Paul, excellent post. We should all be forwarding it to our congresspersons.

Toni Brayer MD said...

For Dave W.
While it is true that institutions who provide high volume services have better outcomes and focusing on what you do well is in the best interest of patients, unfortunately most services (ER, OB, General medicine, skilled nursing) don't begin to break even on costs so hospitals all want to do the high reimbursement, tertiary procedures that bring in the revenue. It is a crazy way to run a country's health system. For more on related reform subject check out everythinghealth.net

BC said...

Determining costs is far from a precise science, especially when it comes to allocating overhead to various medical departments and functions. Moreover, just defining what we are talking about adds to the confusion. There are fixed costs, variable costs, marginal costs, escapable costs, direct and indirect costs, fully allocated costs, etc.

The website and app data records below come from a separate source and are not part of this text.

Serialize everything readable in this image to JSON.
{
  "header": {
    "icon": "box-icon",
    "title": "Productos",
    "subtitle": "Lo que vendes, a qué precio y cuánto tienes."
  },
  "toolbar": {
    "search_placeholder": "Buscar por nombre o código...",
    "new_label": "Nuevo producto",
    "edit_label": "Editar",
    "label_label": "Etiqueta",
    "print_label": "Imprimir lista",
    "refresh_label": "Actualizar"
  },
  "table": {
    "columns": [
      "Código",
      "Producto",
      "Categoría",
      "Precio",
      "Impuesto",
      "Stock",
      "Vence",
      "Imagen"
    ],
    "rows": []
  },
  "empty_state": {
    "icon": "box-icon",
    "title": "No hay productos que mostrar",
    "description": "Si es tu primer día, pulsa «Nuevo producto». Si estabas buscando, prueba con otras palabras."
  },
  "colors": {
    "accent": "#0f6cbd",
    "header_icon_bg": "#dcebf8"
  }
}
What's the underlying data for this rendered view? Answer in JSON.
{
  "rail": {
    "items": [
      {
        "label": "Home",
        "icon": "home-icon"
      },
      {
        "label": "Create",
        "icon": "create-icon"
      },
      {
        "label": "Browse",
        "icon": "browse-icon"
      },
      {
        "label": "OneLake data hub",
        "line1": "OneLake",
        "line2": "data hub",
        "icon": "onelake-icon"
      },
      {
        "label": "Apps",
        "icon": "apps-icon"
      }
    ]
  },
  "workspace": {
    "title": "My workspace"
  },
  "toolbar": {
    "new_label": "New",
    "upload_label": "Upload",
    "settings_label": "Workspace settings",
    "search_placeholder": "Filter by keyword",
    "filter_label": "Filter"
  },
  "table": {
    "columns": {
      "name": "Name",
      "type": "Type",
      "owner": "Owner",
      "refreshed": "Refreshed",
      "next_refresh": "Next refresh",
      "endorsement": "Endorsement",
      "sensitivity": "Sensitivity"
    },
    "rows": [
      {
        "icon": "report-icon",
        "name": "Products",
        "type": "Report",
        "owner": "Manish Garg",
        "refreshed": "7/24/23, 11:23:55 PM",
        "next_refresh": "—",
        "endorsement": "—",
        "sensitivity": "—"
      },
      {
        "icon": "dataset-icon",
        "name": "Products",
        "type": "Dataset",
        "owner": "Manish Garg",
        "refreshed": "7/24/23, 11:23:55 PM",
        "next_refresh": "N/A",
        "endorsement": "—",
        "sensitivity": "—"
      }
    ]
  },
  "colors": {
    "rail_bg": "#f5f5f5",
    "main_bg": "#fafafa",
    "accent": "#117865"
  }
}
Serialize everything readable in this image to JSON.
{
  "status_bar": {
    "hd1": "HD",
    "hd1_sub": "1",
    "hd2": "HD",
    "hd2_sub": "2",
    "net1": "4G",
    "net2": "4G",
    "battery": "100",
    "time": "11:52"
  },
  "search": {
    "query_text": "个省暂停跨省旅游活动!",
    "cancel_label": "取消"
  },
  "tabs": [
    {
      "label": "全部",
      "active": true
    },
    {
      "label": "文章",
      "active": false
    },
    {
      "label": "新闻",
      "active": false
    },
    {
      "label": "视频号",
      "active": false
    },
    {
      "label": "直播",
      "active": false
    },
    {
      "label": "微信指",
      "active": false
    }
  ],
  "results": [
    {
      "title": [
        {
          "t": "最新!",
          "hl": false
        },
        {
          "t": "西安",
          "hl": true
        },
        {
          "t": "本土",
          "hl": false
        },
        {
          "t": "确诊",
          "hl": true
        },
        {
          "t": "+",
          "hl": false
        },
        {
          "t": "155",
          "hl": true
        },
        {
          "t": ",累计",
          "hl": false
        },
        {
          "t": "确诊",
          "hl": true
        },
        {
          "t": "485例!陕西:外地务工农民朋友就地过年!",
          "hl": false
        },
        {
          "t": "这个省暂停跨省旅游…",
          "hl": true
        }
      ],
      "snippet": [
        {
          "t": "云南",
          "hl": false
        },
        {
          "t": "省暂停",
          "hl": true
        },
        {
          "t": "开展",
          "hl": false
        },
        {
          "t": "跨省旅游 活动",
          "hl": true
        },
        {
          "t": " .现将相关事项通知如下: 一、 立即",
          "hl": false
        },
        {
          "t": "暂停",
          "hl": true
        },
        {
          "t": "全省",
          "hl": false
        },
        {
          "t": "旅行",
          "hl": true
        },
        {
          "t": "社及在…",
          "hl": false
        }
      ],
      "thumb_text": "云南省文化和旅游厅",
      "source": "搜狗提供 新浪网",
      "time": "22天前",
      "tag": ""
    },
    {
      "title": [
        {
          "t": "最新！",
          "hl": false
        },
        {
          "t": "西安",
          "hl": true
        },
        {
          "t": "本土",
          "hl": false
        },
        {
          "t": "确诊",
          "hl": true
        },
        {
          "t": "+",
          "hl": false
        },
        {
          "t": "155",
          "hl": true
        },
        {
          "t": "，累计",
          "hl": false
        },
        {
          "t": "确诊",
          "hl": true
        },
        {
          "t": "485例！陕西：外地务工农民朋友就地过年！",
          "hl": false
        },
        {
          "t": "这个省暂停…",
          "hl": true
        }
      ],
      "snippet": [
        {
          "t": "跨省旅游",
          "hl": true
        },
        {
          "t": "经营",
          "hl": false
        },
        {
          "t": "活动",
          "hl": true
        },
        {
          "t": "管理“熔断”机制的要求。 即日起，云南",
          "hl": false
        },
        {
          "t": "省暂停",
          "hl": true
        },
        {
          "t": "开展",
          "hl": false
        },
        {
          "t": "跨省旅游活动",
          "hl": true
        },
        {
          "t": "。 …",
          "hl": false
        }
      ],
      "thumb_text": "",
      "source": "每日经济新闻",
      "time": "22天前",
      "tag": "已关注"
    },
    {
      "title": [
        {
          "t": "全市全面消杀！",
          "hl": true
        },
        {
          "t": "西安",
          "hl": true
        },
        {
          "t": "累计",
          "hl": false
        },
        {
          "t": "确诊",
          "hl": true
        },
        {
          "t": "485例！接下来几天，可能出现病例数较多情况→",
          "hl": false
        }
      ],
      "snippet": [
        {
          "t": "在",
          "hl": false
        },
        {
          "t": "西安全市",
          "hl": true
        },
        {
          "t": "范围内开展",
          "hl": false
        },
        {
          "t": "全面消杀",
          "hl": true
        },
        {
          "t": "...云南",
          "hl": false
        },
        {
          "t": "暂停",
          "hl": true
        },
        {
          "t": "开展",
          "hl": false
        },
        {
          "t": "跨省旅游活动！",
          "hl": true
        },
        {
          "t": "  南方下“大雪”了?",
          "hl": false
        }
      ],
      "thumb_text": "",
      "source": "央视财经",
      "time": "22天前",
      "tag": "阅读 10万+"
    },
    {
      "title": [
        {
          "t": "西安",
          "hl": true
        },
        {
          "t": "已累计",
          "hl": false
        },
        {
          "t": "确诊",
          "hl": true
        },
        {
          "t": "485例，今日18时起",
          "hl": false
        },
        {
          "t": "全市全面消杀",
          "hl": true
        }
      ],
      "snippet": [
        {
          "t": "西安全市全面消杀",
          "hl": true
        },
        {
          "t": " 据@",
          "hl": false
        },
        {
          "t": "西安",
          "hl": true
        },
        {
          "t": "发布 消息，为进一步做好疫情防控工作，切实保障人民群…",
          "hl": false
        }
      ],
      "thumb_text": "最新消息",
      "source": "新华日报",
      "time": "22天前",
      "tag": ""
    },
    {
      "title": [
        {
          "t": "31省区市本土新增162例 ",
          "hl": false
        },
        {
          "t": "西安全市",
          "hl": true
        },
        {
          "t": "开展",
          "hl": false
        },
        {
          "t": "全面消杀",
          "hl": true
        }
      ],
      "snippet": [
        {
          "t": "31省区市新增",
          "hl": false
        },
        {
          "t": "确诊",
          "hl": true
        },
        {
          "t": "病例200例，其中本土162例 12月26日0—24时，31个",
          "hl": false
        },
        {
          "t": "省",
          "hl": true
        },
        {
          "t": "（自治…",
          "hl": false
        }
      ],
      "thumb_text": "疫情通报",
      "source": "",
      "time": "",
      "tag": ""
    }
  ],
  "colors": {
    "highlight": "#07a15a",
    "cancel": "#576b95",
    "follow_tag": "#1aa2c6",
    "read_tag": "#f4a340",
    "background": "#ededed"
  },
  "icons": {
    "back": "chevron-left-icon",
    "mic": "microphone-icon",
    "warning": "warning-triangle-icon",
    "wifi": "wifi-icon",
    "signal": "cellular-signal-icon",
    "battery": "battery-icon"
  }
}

In the case of ER's, there is also the issue of who should get credit for the revenue. If an ER patient is sent down the hall for an MRI, the radiology departments captures the revenue, but the ER department drove it. Some hospitals get as much as half of their inpatient admissions through the ER. Even if it were theoretically possible to close the ER, it probably wouldn't be wise to do so.

If hospitals were more transparent in disclosing their actual reimbursement rates from Medicare and private insurers and, for those services that are financial losers, their costs and how they determined them, perhaps patients and/or taxpayers generally could be convinced to pay enough more to make the losers become breakeven operations, or even moderate winners. Finding safe and innovative ways to reduce costs would also be helpful.

Dave W. said...

For BC-

This I think is the red herring we all seem to go down. If the ER costs more, but it drives MRI or other business, maybe the Hospital should CHANGE how they look at this. (i.e. the ER is a cost of 'sales' and feeds more than enough revenue when looked at the full 'service' provided.) and not just increase the cost.

Then it is at the Hospital's discretion to determine how to better manage costs in regards to the overall profit margin for that bundle or group of services.

For Example, If a patient who comes in for a Heart Attack is 95% of the time coming through the ER, the costs of receiving and moving them through the emergency room on their way to get a stent, Bypass, or other treatment is factored into the costs of treating someone for a heart attack, this then would be considered a 'profitable' encounter overall.

Just my $0.02...

Anonymous said...

Paul is correct that choices are made routinely between the financial viability of the insitution and the health of the community. I am with two safety net hospitals (have posted here before) and would re-phrase the question as one of doing the best job you can in meeting unlimited needs with limited resources. Our focus is on remaining viable to take care of uninsured or underinsured patients when their illnesses become acute. Should we focus more on the chronic conditions in our marketplace and on prevention so those conditions do not become acute? Absolutely, but the transition would be enormous and may not be financially viable. And, if you are not successful then the community risks losing it's safety net provider for acute services. We have a very large FQHC and our long term strategy is to create a medical home for the patients we serve within the FQHC thereby improving the coordination between the fragmented entities we now have. Of course the backbone of this will be an EMR that can flow across the spectrum. I just hope the EMR technology will keep pace with the requirements.

Anonymous said...

Dear Wise elders,

In trying to decide on a career path, I am always struggling with the question of "doing the right thing".

As people in leadership positions, which I think many of the readers here are.... What does it mean to be doing the right thing for your profession/industry/work? I know it's a big question... any thoughts or guidance is greatly appreciated.

~ the curious undergrad